by Michael Wright
Wilbur Dixon describes himself as a space enthusiast and a lifelong amateur astronomer who happens to own a green laser. Dixon of Princeton, NJ insists he’s not a “laser nut – just an astronomy nerd” who is tired of intrusions upon his personal freedoms. So, when he read about a ban on green lasers passed by the NJ State Legislature last month, the he lit up.
“I can’t believe they’re trying to do this in New Jersey,” Dixon said. “The worst light pollution in the country is taking away my God-given right to enjoy the night sky, but now I can’t even point out the few remaining objects we can see in NJ.”
Bill 760 has outraged green laser owners across the state because it would ban the sale and use of green lasers except by law-enforcement.
“It sounds like one of the more extreme pieces of gun control legislation,” said Dewey Cheatham, a professor at the Rutgers Law School.
The bill, if signed by Governor Christie, would require laser owners to pay a registration fee of $10 per laser per year, undergo a state police criminal background check and submit detailed personal information for a registry that would include fingerprints, Social Security numbers, birth dates and passport-sized photographs.
Applicants who are denied registration would be required to surrender their green lasers to the state police. Anyone who violates the law could face a fined or jail time.
Because no permit is needed to own a green laser, it is difficult to say how many New Jerseyans own one.
The District of Columbia and several states, including California, Hawaii, New York and Michigan, require some form of registration for green lasers, according to information compiled by the American Astronomical Union’s Committee for Legislative Action. A few states have imposed guidelines for laser owners in specific areas.
Critics of New Jersey’s proposal are vocal in their opposition. “People from Newark and Trenton support it, but people from the dark-sky areas like the Pine Barrens say I’m a Nazi,” said state Rep. Eileen Wright, who represents Essex County.
Wright said she proposed the measure as a means to apprehend criminals responsible for flashing planes at Newark Liberty Airport.
“I’m not in favor of taking away people’s right to bear lasers,” she insisted. “They would just have to register them — like they register a vehicle every year.
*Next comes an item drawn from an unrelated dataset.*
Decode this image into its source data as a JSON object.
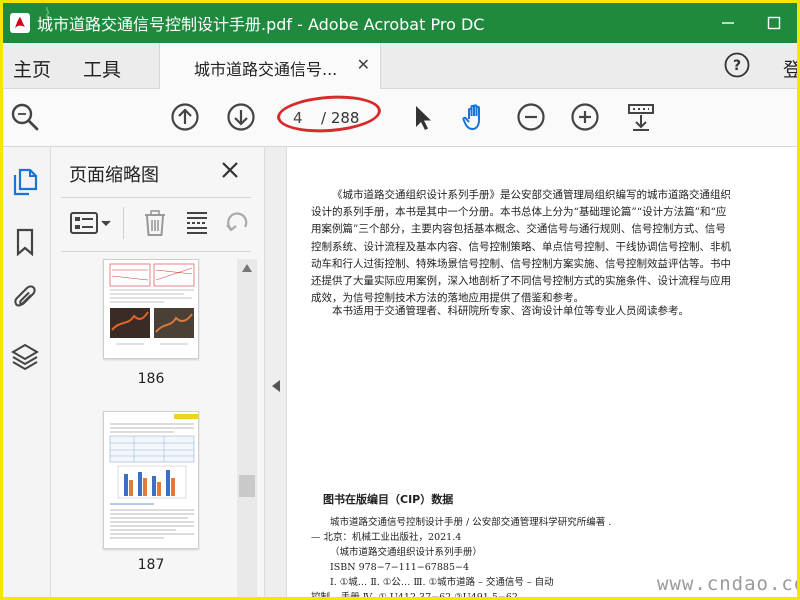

I want to make it safe for all people across the state.”
The United Astronomy Clubs of New Jersey immediately took a firm stance against the bill and urged its 35 members to contact lawmakers and oppose it. The organization contends that a green laser registry is a step down the slippery slope towards banning light buckets in NJ.
“The UACNJ is fundamentally opposed to any sort of green laser registry for law-abiding citizens,” spokeswoman Cassy O. Peia said, adding that lawmakers should focus on “dealing with the criminal element” rather than placing the burden on law-abiding laser owners.
In only a month, the issue has become so polarizing that one of the bill’s original sponsors, Mick Stupp, a Mercer County Republican, has withdrawn his support. “I have some concerns because this is more punitive than it needs to be,” Stupp said. “There are many law abiding astronomers who use green lasers at star parties to educate the public.”
Sparky Wyer, Professor of Electrical Engineering at NJIT advocates a technological solution to identify laser abusers. He says that lasers can be easily modified to produce a very fast, pulsed code similar to morse code, that would identify an abuser’s personal information. The code would be undetectable to the eye, but a sensor he developed would detect and read the code. The detectors would be installed on all commercial and military aircraft. If the aircraft is flashed with a laser, the abuser’s personal information would be transmitted to local law enforcement authorities for apprehension. Wyer says “Astronomers are pretty handy so I have posted instructions to modify their lasers on my website: http://www.aprilfool.com.”